(Beginning of AVAILABLE DATA)

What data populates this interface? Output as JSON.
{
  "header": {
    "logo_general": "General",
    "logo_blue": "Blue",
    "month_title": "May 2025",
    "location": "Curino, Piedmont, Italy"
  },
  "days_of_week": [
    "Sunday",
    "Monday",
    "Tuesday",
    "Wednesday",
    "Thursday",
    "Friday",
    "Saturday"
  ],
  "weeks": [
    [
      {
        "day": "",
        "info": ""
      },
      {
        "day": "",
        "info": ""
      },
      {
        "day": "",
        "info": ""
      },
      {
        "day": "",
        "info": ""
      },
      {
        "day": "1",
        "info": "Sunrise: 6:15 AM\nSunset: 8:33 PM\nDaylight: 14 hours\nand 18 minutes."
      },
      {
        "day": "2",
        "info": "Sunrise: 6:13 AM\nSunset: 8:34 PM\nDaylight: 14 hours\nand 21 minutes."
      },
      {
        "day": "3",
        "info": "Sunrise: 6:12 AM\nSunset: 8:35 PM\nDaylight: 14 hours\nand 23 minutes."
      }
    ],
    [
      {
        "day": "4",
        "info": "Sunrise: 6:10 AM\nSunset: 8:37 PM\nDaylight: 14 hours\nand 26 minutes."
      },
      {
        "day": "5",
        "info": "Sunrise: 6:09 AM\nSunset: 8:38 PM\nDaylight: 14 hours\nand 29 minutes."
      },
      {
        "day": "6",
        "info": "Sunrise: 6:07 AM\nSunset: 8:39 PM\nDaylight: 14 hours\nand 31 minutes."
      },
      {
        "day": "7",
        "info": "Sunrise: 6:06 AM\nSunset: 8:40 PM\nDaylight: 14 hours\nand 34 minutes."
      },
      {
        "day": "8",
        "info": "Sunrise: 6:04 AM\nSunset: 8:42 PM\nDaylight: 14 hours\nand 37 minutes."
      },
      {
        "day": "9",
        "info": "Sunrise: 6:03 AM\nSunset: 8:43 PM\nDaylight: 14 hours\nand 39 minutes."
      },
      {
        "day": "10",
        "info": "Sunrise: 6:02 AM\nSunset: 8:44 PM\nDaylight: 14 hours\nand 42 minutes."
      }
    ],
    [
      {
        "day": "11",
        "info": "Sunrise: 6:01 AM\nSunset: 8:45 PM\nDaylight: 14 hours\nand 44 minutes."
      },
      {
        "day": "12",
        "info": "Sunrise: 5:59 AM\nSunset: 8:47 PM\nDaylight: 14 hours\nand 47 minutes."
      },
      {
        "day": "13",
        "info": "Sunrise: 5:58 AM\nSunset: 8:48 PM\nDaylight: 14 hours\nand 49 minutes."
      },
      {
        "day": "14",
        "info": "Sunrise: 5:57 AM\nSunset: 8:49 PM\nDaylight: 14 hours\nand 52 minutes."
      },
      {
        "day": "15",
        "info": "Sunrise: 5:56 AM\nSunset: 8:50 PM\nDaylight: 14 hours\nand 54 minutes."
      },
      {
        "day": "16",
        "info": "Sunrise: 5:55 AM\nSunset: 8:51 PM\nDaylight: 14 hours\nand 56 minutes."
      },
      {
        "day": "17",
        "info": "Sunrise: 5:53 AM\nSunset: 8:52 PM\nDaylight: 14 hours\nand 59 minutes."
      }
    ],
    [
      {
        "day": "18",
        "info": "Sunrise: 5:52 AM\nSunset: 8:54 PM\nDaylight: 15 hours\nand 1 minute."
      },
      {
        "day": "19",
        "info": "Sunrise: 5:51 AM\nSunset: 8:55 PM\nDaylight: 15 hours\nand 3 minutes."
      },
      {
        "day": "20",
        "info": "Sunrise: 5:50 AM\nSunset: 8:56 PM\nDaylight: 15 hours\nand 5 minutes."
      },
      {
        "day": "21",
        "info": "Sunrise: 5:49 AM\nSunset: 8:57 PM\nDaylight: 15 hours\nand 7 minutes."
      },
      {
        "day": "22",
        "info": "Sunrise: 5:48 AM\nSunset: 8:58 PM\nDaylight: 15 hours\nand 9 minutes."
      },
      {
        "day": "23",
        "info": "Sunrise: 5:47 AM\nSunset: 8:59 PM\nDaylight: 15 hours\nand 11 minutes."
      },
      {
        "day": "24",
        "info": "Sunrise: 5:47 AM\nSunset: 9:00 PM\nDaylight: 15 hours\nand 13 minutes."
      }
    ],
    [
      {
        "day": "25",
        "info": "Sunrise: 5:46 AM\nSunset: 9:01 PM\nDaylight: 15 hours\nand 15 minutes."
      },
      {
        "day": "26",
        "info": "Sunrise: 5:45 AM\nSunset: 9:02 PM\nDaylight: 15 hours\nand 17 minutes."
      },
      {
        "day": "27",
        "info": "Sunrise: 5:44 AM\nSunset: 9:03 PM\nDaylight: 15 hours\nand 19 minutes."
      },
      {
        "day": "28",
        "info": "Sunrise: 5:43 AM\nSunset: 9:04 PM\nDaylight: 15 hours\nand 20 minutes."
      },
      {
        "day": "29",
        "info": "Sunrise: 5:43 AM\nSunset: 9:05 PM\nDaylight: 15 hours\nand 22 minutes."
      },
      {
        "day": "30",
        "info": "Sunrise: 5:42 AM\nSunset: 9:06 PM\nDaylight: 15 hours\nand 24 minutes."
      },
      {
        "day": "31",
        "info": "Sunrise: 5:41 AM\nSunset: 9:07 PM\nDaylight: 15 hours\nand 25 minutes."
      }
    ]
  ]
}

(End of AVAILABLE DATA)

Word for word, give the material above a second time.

#### [RESPONSE FOR THIS EXERCISE]
What data populates this interface? Output as JSON.
{
  "header": {
    "logo_general": "General",
    "logo_blue": "Blue",
    "month_title": "May 2025",
    "location": "Curino, Piedmont, Italy"
  },
  "days_of_week": [
    "Sunday",
    "Monday",
    "Tuesday",
    "Wednesday",
    "Thursday",
    "Friday",
    "Saturday"
  ],
  "weeks": [
    [
      {
        "day": "",
        "info": ""
      },
      {
        "day": "",
        "info": ""
      },
      {
        "day": "",
        "info": ""
      },
      {
        "day": "",
        "info": ""
      },
      {
        "day": "1",
        "info": "Sunrise: 6:15 AM\nSunset: 8:33 PM\nDaylight: 14 hours\nand 18 minutes."
      },
      {
        "day": "2",
        "info": "Sunrise: 6:13 AM\nSunset: 8:34 PM\nDaylight: 14 hours\nand 21 minutes."
      },
      {
        "day": "3",
        "info": "Sunrise: 6:12 AM\nSunset: 8:35 PM\nDaylight: 14 hours\nand 23 minutes."
      }
    ],
    [
      {
        "day": "4",
        "info": "Sunrise: 6:10 AM\nSunset: 8:37 PM\nDaylight: 14 hours\nand 26 minutes."
      },
      {
        "day": "5",
        "info": "Sunrise: 6:09 AM\nSunset: 8:38 PM\nDaylight: 14 hours\nand 29 minutes."
      },
      {
        "day": "6",
        "info": "Sunrise: 6:07 AM\nSunset: 8:39 PM\nDaylight: 14 hours\nand 31 minutes."
      },
      {
        "day": "7",
        "info": "Sunrise: 6:06 AM\nSunset: 8:40 PM\nDaylight: 14 hours\nand 34 minutes."
      },
      {
        "day": "8",
        "info": "Sunrise: 6:04 AM\nSunset: 8:42 PM\nDaylight: 14 hours\nand 37 minutes."
      },
      {
        "day": "9",
        "info": "Sunrise: 6:03 AM\nSunset: 8:43 PM\nDaylight: 14 hours\nand 39 minutes."
      },
      {
        "day": "10",
        "info": "Sunrise: 6:02 AM\nSunset: 8:44 PM\nDaylight: 14 hours\nand 42 minutes."
      }
    ],
    [
      {
        "day": "11",
        "info": "Sunrise: 6:01 AM\nSunset: 8:45 PM\nDaylight: 14 hours\nand 44 minutes."
      },
      {
        "day": "12",
        "info": "Sunrise: 5:59 AM\nSunset: 8:47 PM\nDaylight: 14 hours\nand 47 minutes."
      },
      {
        "day": "13",
        "info": "Sunrise: 5:58 AM\nSunset: 8:48 PM\nDaylight: 14 hours\nand 49 minutes."
      },
      {
        "day": "14",
        "info": "Sunrise: 5:57 AM\nSunset: 8:49 PM\nDaylight: 14 hours\nand 52 minutes."
      },
      {
        "day": "15",
        "info": "Sunrise: 5:56 AM\nSunset: 8:50 PM\nDaylight: 14 hours\nand 54 minutes."
      },
      {
        "day": "16",
        "info": "Sunrise: 5:55 AM\nSunset: 8:51 PM\nDaylight: 14 hours\nand 56 minutes."
      },
      {
        "day": "17",
        "info": "Sunrise: 5:53 AM\nSunset: 8:52 PM\nDaylight: 14 hours\nand 59 minutes."
      }
    ],
    [
      {
        "day": "18",
        "info": "Sunrise: 5:52 AM\nSunset: 8:54 PM\nDaylight: 15 hours\nand 1 minute."
      },
      {
        "day": "19",
        "info": "Sunrise: 5:51 AM\nSunset: 8:55 PM\nDaylight: 15 hours\nand 3 minutes."
      },
      {
        "day": "20",
        "info": "Sunrise: 5:50 AM\nSunset: 8:56 PM\nDaylight: 15 hours\nand 5 minutes."
      },
      {
        "day": "21",
        "info": "Sunrise: 5:49 AM\nSunset: 8:57 PM\nDaylight: 15 hours\nand 7 minutes."
      },
      {
        "day": "22",
        "info": "Sunrise: 5:48 AM\nSunset: 8:58 PM\nDaylight: 15 hours\nand 9 minutes."
      },
      {
        "day": "23",
        "info": "Sunrise: 5:47 AM\nSunset: 8:59 PM\nDaylight: 15 hours\nand 11 minutes."
      },
      {
        "day": "24",
        "info": "Sunrise: 5:47 AM\nSunset: 9:00 PM\nDaylight: 15 hours\nand 13 minutes."
      }
    ],
    [
      {
        "day": "25",
        "info": "Sunrise: 5:46 AM\nSunset: 9:01 PM\nDaylight: 15 hours\nand 15 minutes."
      },
      {
        "day": "26",
        "info": "Sunrise: 5:45 AM\nSunset: 9:02 PM\nDaylight: 15 hours\nand 17 minutes."
      },
      {
        "day": "27",
        "info": "Sunrise: 5:44 AM\nSunset: 9:03 PM\nDaylight: 15 hours\nand 19 minutes."
      },
      {
        "day": "28",
        "info": "Sunrise: 5:43 AM\nSunset: 9:04 PM\nDaylight: 15 hours\nand 20 minutes."
      },
      {
        "day": "29",
        "info": "Sunrise: 5:43 AM\nSunset: 9:05 PM\nDaylight: 15 hours\nand 22 minutes."
      },
      {
        "day": "30",
        "info": "Sunrise: 5:42 AM\nSunset: 9:06 PM\nDaylight: 15 hours\nand 24 minutes."
      },
      {
        "day": "31",
        "info": "Sunrise: 5:41 AM\nSunset: 9:07 PM\nDaylight: 15 hours\nand 25 minutes."
      }
    ]
  ]
}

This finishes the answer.